The force is good at treating its workforce with fairness and respect. We found a clear commitment to health and wellbeing that is recognised by the workforce. The force has made significant progress in reducing absence levels and time off accrued.
How well has the force performed in our other inspections?
In addition to the three core PEEL pillars, HMIC carries out inspections of a wide range of policing activity throughout the year. Some of these are conducted alongside the PEEL inspections (for instance, our 2016 leadership assessment); others are joint inspections.
Findings from these inspections are published separately to the main PEEL reports, but are taken into account when producing the rounded assessment of each force's performance.
Police leadership is crucial in enabling a force to be effective, efficient and legitimate.
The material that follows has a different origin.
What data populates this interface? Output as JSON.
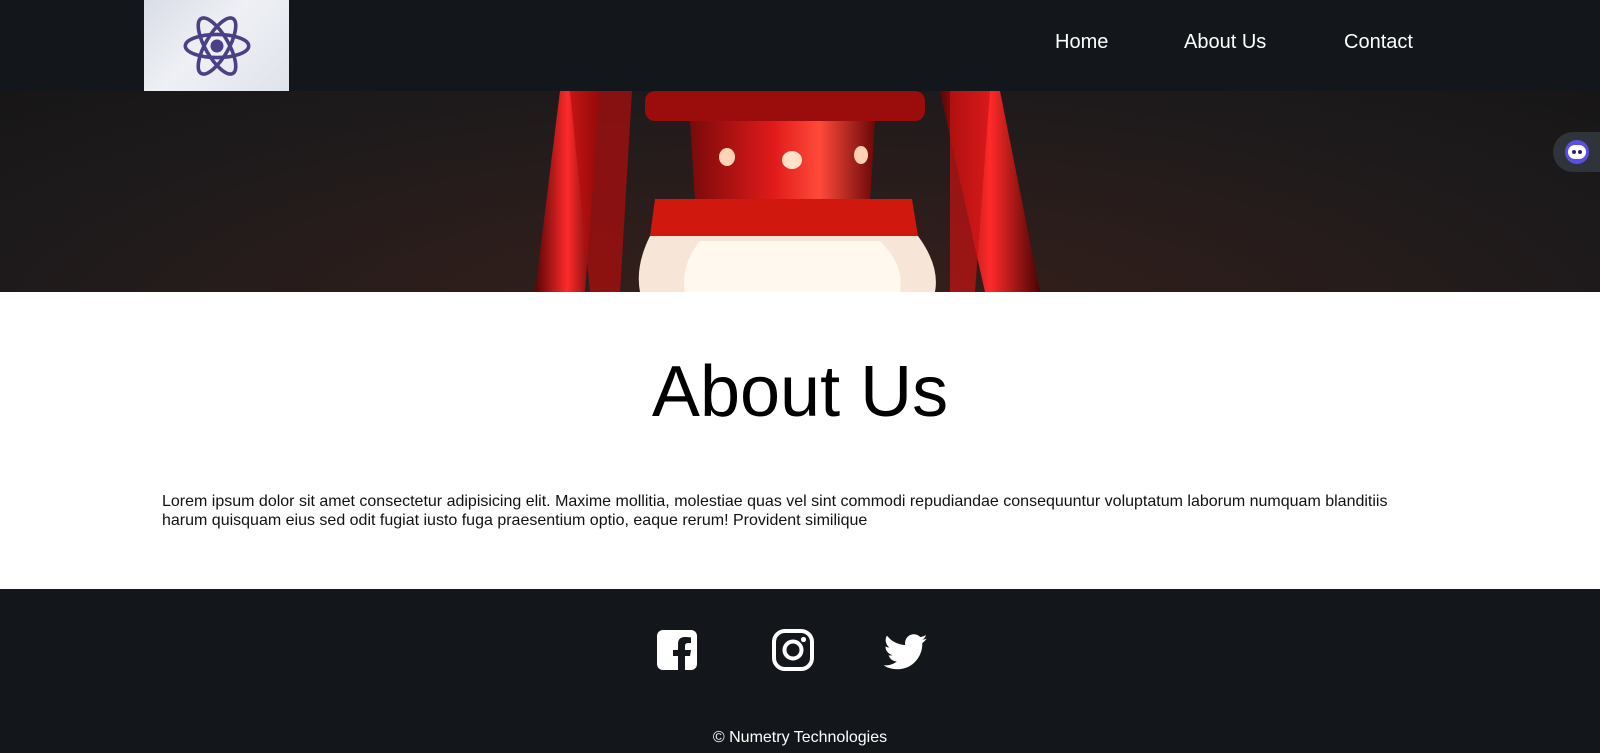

This inspection focused on how a force understands, develops and displays leadership through its organisational development.
West Mercia Police’s strategic alliance with Warwickshire Constabulary (the alliance) has resulted in all posts below deputy chief constable being shared. Both forces share a single vision and set of values, and work to an agreed set of policies. For this reason, HMIC anticipated that practice and processes would be the same for both forces, and has found this to be the case. Therefore, apart from a few specific examples, all references to the force apply equally to the alliance.
Leadership expectations form an integral part of the force’s vision and values, and are widely understood by officers and staff. The chief officer team meets all newly promoted officers to communicate these expectations.
The force does not make use of all the tools available to improve its leadership capability. For example, it has only recently conducted a comprehensive skills assessment as part of its evaluation of training needs and its leadership development programme. The force maintains a database of interested and skilled people who can be approached for recruitment to specialist posts, including senior leadership positions. However, many officers and staff that HMIC spoke to were unaware of any talent management schemes.
The force has successfully involved its employees in changes through its ‘change hub’ (a team dedicated to managing change) and is working to develop diverse leadership teams, although the force’s policy of posting staff anywhere across West Mercia and Warwickshire has deterred some staff from applying for promotion.
This section sets out the reports published by HMIC this year that help to better understand the performance of West Mercia Police.